The children were on the beach one day, waiting for Margaret, and they wondered that she did not come. Presently, grown restless, many of the boys scampered into the water and stood there, with their trousers rolled up, boldly daring the little waves that rippled up from the[Pg 129] overflow of the surf. And one little boy happened upon the old gum boot. It was a great discovery.

"See the old gum boot," cried the boy, fishing it out of the water and holding it on high. "And here is a little oyster fastened to it! How funny!"

The children gathered round the curious object on the beach. None of them had ever seen such a funny old gum boot, and surely none of them had ever seen such a funny little oyster. They tore the pale, knotted little thing from her foster-mother, and handled her with such rough curiosity that even had she been a robust oyster she must certainly have died. At any rate, the little oyster was dead now; and the bereaved perch with green fins must have known it, for he swam up and down his native cove disconsolately.

It befell in that same hour that Margaret lay upon her deathbed, and knowing that she had not long to live, she sent for Edward.
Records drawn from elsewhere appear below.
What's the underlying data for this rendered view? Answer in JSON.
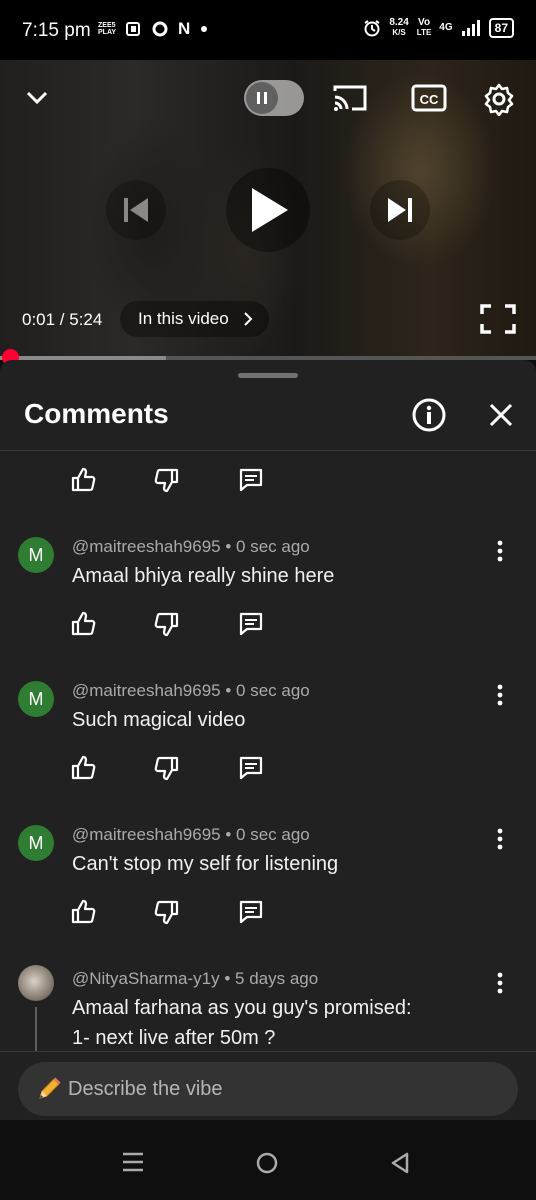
{
  "status_bar": {
    "time": "7:15 pm",
    "left_icons": [
      "zeeplay-icon",
      "sim-icon",
      "o-icon",
      "netflix-icon",
      "dot-icon"
    ],
    "net_speed": "8.24",
    "net_unit": "K/S",
    "volte": "Vo",
    "lte": "LTE",
    "network": "4G",
    "battery": "87"
  },
  "player": {
    "current_time": "0:01 / 5:24",
    "in_this_video": "In this video",
    "progress_fraction": 0.003,
    "buffer_fraction": 0.31
  },
  "comments_panel": {
    "title": "Comments",
    "items": [
      {
        "author": "@maitreeshah9695",
        "time": "0 sec ago",
        "text": "Amaal bhiya really shine here",
        "avatar": "M"
      },
      {
        "author": "@maitreeshah9695",
        "time": "0 sec ago",
        "text": "Such magical video",
        "avatar": "M"
      },
      {
        "author": "@maitreeshah9695",
        "time": "0 sec ago",
        "text": "Can't stop my self for listening",
        "avatar": "M"
      },
      {
        "author": "@NityaSharma-y1y",
        "time": "5 days ago",
        "text_line1": "Amaal farhana as you guy's promised:",
        "text_line2": "1- next live after 50m ?"
      }
    ]
  },
  "input": {
    "placeholder": "Describe the vibe"
  },
  "colors": {
    "accent": "#ff0033",
    "avatar_green": "#2e7d32",
    "sheet_bg": "#212121"
  }
}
And Edward, when he came to her, was filled with anguish, and clasping her hands in his, he told her of his love.[Pg 130]

Then Margaret answered him: "I knew it, dear one; and all the songs I have sung and all the words I have spoken and all the prayers I have made have been with you, dear one,—all with you in my heart of hearts."

"You have purified and exalted my life," cried Edward; "you have been my best and sweetest inspiration; you have taught me the eternal truth,—you are my beloved!"

And Margaret said: "Then in my weakness hath there been a wondrous strength, and from my sufferings cometh the glory I have sought—"

So Margaret died, and like a broken lily she lay upon her couch; and all the sweetness of her pure and gentle life seemed to come back and rest upon her face; and the songs she had sung and the beautiful stories she had told came back, too, on angel wings, and made sweet music in that chamber.

The children were lingering on the beach when Edward came that day. He could hear them singing the songs Margaret had taught them. They wondered that he came alone.

"See," cried one of the boys, running to meet him and holding a tiny shell in his hand,—"see[Pg 131] what we have found in this strange little shell. Is it not beautiful!"

Edward took the dwarfed, misshapen thing and lo! it held a beauteous pearl.

O little sister mine, let me look into your eyes and read an inspiration there; let me hold your thin white hand and know the strength of a philosophy more beautiful than human knowledge teaches; let me see in your dear, patient little face and hear in your gentle voice the untold valor of your suffering life. Come, little sister, let me fold you in my arms and have you ever with me, that in the glory of your faith and love I may walk the paths of wisdom and of peace.


[End of Margaret: A Pearl by Eugene Field]